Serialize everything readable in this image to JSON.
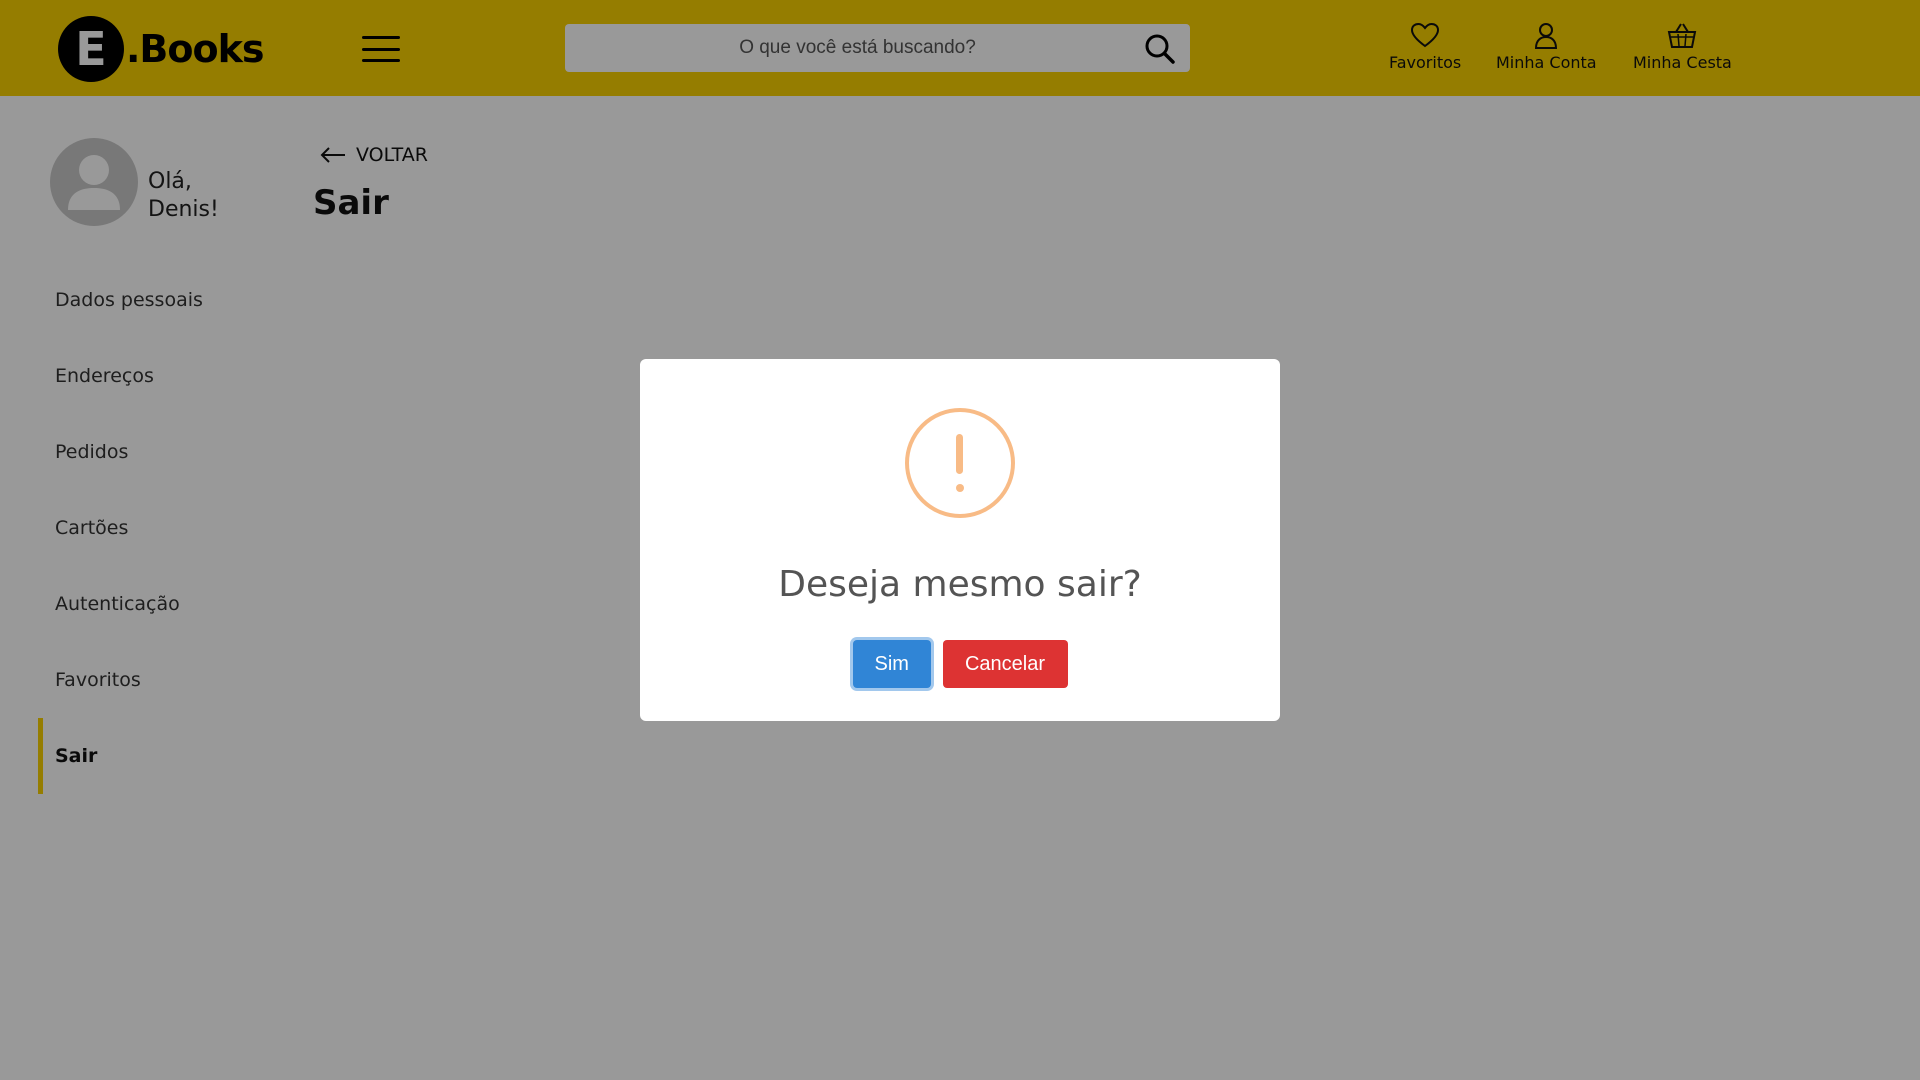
{
  "header": {
    "logo_letter": "E",
    "logo_text": ".Books",
    "search_placeholder": "O que você está buscando?",
    "actions": [
      {
        "label": "Favoritos",
        "icon": "heart-icon"
      },
      {
        "label": "Minha Conta",
        "icon": "user-icon"
      },
      {
        "label": "Minha Cesta",
        "icon": "basket-icon"
      }
    ]
  },
  "sidebar": {
    "greeting_line1": "Olá,",
    "greeting_line2": "Denis!",
    "items": [
      {
        "label": "Dados pessoais"
      },
      {
        "label": "Endereços"
      },
      {
        "label": "Pedidos"
      },
      {
        "label": "Cartões"
      },
      {
        "label": "Autenticação"
      },
      {
        "label": "Favoritos"
      },
      {
        "label": "Sair",
        "active": true
      }
    ]
  },
  "main": {
    "back_label": "VOLTAR",
    "title": "Sair"
  },
  "modal": {
    "icon": "warning-icon",
    "title": "Deseja mesmo sair?",
    "confirm_label": "Sim",
    "cancel_label": "Cancelar"
  },
  "colors": {
    "brand": "#f8d000",
    "confirm": "#3085d6",
    "cancel": "#dd3333",
    "warning": "#f8bb86"
  }
}
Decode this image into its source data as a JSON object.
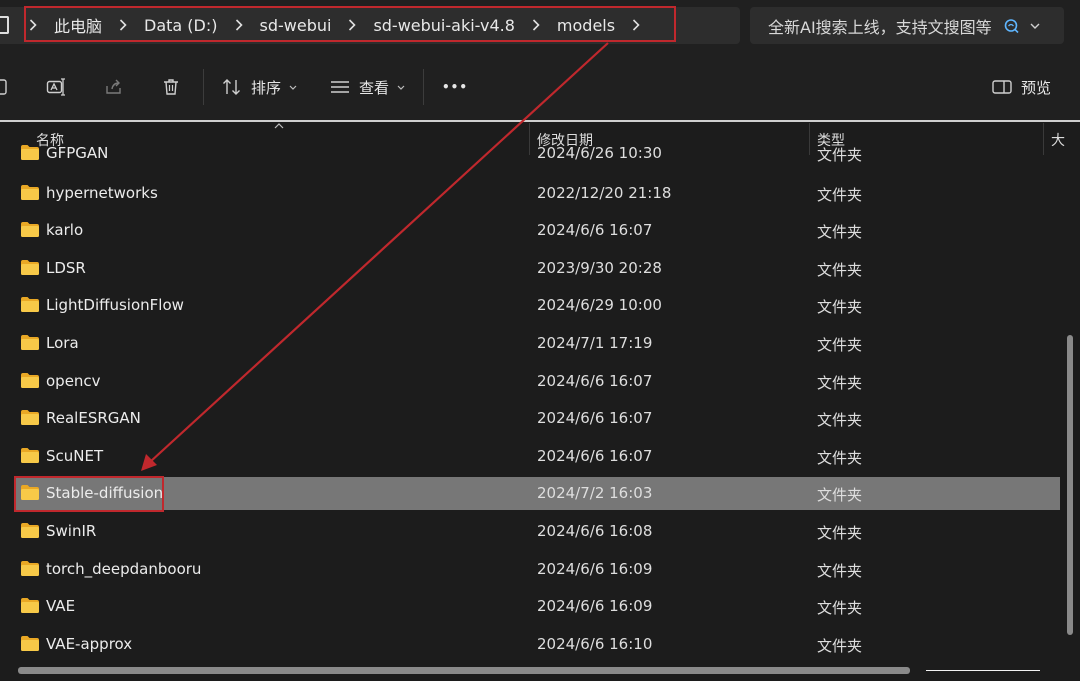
{
  "address_bar": {
    "breadcrumbs": [
      "此电脑",
      "Data (D:)",
      "sd-webui",
      "sd-webui-aki-v4.8",
      "models"
    ]
  },
  "search": {
    "placeholder": "全新AI搜索上线，支持文搜图等"
  },
  "toolbar": {
    "sort_label": "排序",
    "view_label": "查看",
    "more_label": "•••",
    "preview_label": "预览"
  },
  "columns": {
    "name": "名称",
    "modified": "修改日期",
    "type": "类型",
    "size": "大"
  },
  "files": [
    {
      "name": "GFPGAN",
      "modified": "2024/6/26 10:30",
      "type": "文件夹"
    },
    {
      "name": "hypernetworks",
      "modified": "2022/12/20 21:18",
      "type": "文件夹"
    },
    {
      "name": "karlo",
      "modified": "2024/6/6 16:07",
      "type": "文件夹"
    },
    {
      "name": "LDSR",
      "modified": "2023/9/30 20:28",
      "type": "文件夹"
    },
    {
      "name": "LightDiffusionFlow",
      "modified": "2024/6/29 10:00",
      "type": "文件夹"
    },
    {
      "name": "Lora",
      "modified": "2024/7/1 17:19",
      "type": "文件夹"
    },
    {
      "name": "opencv",
      "modified": "2024/6/6 16:07",
      "type": "文件夹"
    },
    {
      "name": "RealESRGAN",
      "modified": "2024/6/6 16:07",
      "type": "文件夹"
    },
    {
      "name": "ScuNET",
      "modified": "2024/6/6 16:07",
      "type": "文件夹"
    },
    {
      "name": "Stable-diffusion",
      "modified": "2024/7/2 16:03",
      "type": "文件夹",
      "selected": true
    },
    {
      "name": "SwinIR",
      "modified": "2024/6/6 16:08",
      "type": "文件夹"
    },
    {
      "name": "torch_deepdanbooru",
      "modified": "2024/6/6 16:09",
      "type": "文件夹"
    },
    {
      "name": "VAE",
      "modified": "2024/6/6 16:09",
      "type": "文件夹"
    },
    {
      "name": "VAE-approx",
      "modified": "2024/6/6 16:10",
      "type": "文件夹"
    }
  ],
  "colors": {
    "background": "#1c1c1c",
    "selected_row": "#777777",
    "annotation": "#c0282d",
    "folder": "#f5c242"
  },
  "icons": [
    "computer-icon",
    "chevron-right-icon",
    "search-ai-icon",
    "rename-icon",
    "share-icon",
    "delete-icon",
    "sort-icon",
    "view-icon",
    "preview-pane-icon",
    "folder-icon"
  ]
}
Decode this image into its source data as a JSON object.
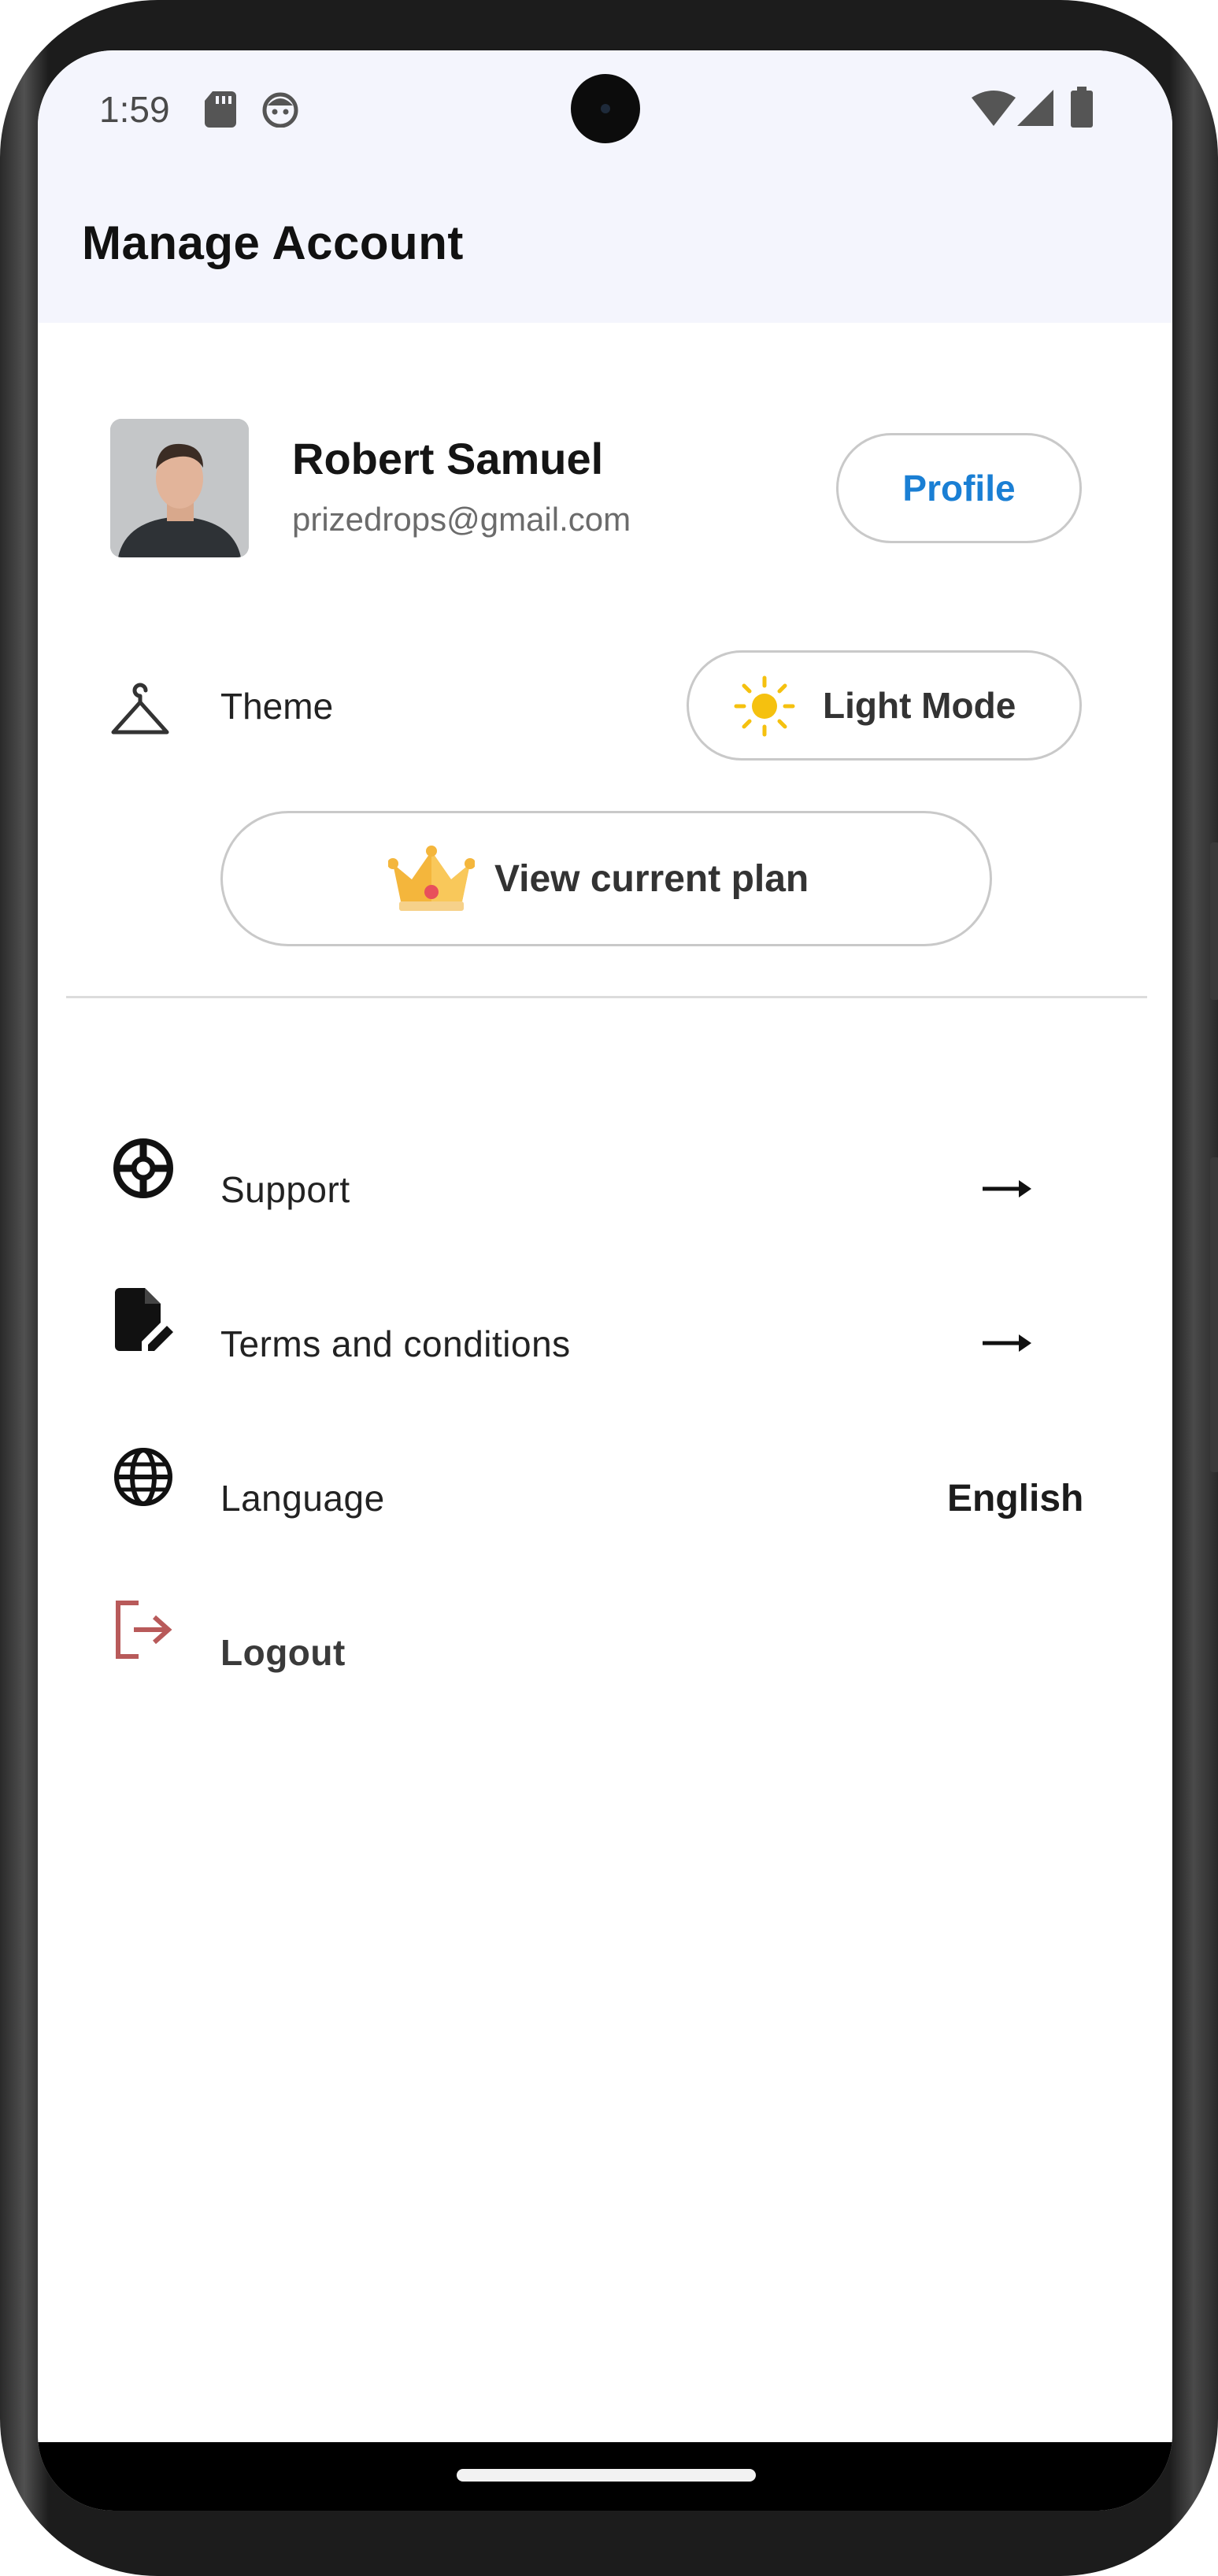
{
  "status_bar": {
    "time": "1:59",
    "icons": [
      "sd-card-icon",
      "notification-face-icon",
      "wifi-icon",
      "signal-icon",
      "battery-icon"
    ]
  },
  "header": {
    "title": "Manage Account",
    "background": "#f4f5fd"
  },
  "user": {
    "name": "Robert Samuel",
    "email": "prizedrops@gmail.com",
    "profile_button": "Profile"
  },
  "theme": {
    "label": "Theme",
    "mode_button": "Light Mode",
    "mode_icon": "sun-icon"
  },
  "plan": {
    "button": "View current plan",
    "icon": "crown-icon"
  },
  "menu": {
    "support": "Support",
    "terms": "Terms and conditions",
    "language": "Language",
    "language_value": "English",
    "logout": "Logout"
  },
  "colors": {
    "accent": "#1a7fd4",
    "logout_icon": "#b85a5a",
    "sun": "#f5c10f",
    "crown": "#f4b63c"
  }
}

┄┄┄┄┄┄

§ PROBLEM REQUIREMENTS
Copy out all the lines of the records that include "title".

§ SOLUTION TO THIS PROBLEM
    "title": "Sair"
    "title": "Deseja mesmo sair?",
    "title": "Manage Account",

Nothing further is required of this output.